C: The coven casts a “mirror” shield over her, which deflects the black magick back on the sender, causing her business and her health to fail.
Problem: This is like revenge magick, and has the same effect as doing nothing.
3: Fred is seeking a parking space downtown, and is running out of time. He has an important meeting with a client.
A: Fred invokes Asphalta, Goddess of parking places, and within a block finds a place (and witnessed two other people pass it by).
Problem: Harms others who are looking for a place also, by giving Fred an advantage.
B: Fred keeps looking, and is late for his appointment.
Problem: Fred has harmed himself by not taking the magickal advantage. He also looks like a “flake” who can’t be counted on by his
Results: the Rede is always being violated; someone is always being harmed. The fact is, even by not using magick, we are always violating the Rede because our modern lifestyles impact ourselves and the environment in subtle but negative ways. I would venture that a person who is resolved to living in the country, growing her own vegetables (and being a strict vegan), using only a bicycle for transportation and living in a cabin with no utilities might be able to live without violating the Rede too much, but they are still harming something, just be living. The Rede is too large of a blanket to throw over a magician’s behavior. No one can live, let alone do magick, under that much restriction. But I am not advocating that we should go on a free for all of revenge against our enemies, take what ever we can, run over the weak either. I say let love be our guideline and these
ethical questions will soon disappear.
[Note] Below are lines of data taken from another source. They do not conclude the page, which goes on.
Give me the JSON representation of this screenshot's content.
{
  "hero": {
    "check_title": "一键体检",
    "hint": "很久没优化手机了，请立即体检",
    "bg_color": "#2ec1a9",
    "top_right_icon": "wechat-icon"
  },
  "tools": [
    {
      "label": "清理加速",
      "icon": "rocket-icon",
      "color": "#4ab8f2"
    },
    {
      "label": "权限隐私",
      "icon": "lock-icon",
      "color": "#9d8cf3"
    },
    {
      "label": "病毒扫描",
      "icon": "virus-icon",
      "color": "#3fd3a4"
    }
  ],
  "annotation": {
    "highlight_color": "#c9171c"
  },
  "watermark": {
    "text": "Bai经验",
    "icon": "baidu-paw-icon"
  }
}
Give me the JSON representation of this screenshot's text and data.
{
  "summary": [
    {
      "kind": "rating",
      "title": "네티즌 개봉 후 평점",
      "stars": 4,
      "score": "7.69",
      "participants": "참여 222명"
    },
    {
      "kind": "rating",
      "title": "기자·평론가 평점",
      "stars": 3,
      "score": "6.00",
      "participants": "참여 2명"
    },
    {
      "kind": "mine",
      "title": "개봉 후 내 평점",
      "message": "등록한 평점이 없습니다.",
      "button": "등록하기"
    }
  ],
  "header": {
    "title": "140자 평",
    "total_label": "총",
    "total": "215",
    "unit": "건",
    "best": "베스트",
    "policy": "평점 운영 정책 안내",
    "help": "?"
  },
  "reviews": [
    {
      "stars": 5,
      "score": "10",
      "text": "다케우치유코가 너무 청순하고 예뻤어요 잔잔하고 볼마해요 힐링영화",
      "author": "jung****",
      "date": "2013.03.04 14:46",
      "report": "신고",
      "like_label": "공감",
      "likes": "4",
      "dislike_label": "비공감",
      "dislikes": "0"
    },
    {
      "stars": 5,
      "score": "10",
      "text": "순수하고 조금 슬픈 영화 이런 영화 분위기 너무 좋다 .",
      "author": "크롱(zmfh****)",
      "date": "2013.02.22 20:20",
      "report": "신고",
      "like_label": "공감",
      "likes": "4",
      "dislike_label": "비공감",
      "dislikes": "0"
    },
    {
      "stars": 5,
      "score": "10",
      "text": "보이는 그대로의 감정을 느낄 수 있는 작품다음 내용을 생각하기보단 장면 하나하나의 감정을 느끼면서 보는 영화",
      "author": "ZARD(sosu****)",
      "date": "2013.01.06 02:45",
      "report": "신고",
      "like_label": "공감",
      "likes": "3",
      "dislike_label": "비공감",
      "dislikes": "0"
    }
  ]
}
What about the “Three-Fold Law?” Well I don’t believe in it. “That software doesn’t run on my platform.” It doesn’t effect me one way or the other. But that is a whole other article, which we shall address in part two.
For those who say you can’t be a Pagan if you don’t believe in the Rede, I say “Poppy cock!”. Who elected you judge and jury over all of Pagandom? Who gave you the authority to define the word “Pagan”? Which made-up tradition ordained you with authority over all traditions? For every Wiccan (and Pagan) tradition, every religion for that matter, is just someone’s invention. And one is just as good (or bad) as another. And that is the subject
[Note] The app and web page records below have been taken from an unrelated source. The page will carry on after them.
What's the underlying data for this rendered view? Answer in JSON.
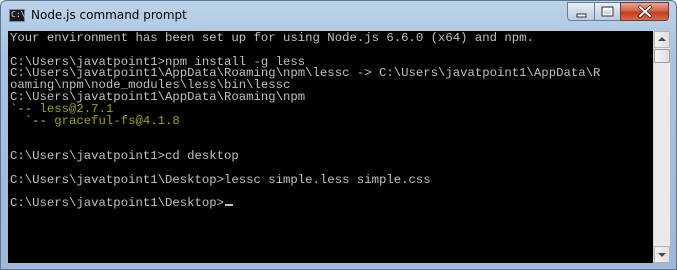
{
  "window": {
    "title": "Node.js command prompt",
    "icon": "cmd-icon",
    "icon_glyph": "C:\\"
  },
  "controls": {
    "minimize": "minimize-icon",
    "maximize": "maximize-icon",
    "close": "close-icon"
  },
  "console": {
    "lines": [
      {
        "text": "Your environment has been set up for using Node.js 6.6.0 (x64) and npm."
      },
      {
        "text": ""
      },
      {
        "text": "C:\\Users\\javatpoint1>npm install -g less"
      },
      {
        "text": "C:\\Users\\javatpoint1\\AppData\\Roaming\\npm\\lessc -> C:\\Users\\javatpoint1\\AppData\\R"
      },
      {
        "text": "oaming\\npm\\node_modules\\less\\bin\\lessc"
      },
      {
        "text": "C:\\Users\\javatpoint1\\AppData\\Roaming\\npm"
      },
      {
        "prefix": "`-- ",
        "text": "less@2.7.1"
      },
      {
        "prefix": "  `-- ",
        "text": "graceful-fs@4.1.8"
      },
      {
        "text": ""
      },
      {
        "text": ""
      },
      {
        "text": "C:\\Users\\javatpoint1>cd desktop"
      },
      {
        "text": ""
      },
      {
        "text": "C:\\Users\\javatpoint1\\Desktop>lessc simple.less simple.css"
      },
      {
        "text": ""
      },
      {
        "text": "C:\\Users\\javatpoint1\\Desktop>"
      }
    ]
  },
  "colors": {
    "background": "#000000",
    "text": "#c0c0c0",
    "package_highlight": "#a3a300"
  }
}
of Lesson three.
Note: The above essay is the original “Lesson 2-A” from the Druidcraft 101 course presented by the Order of the Mithril Star.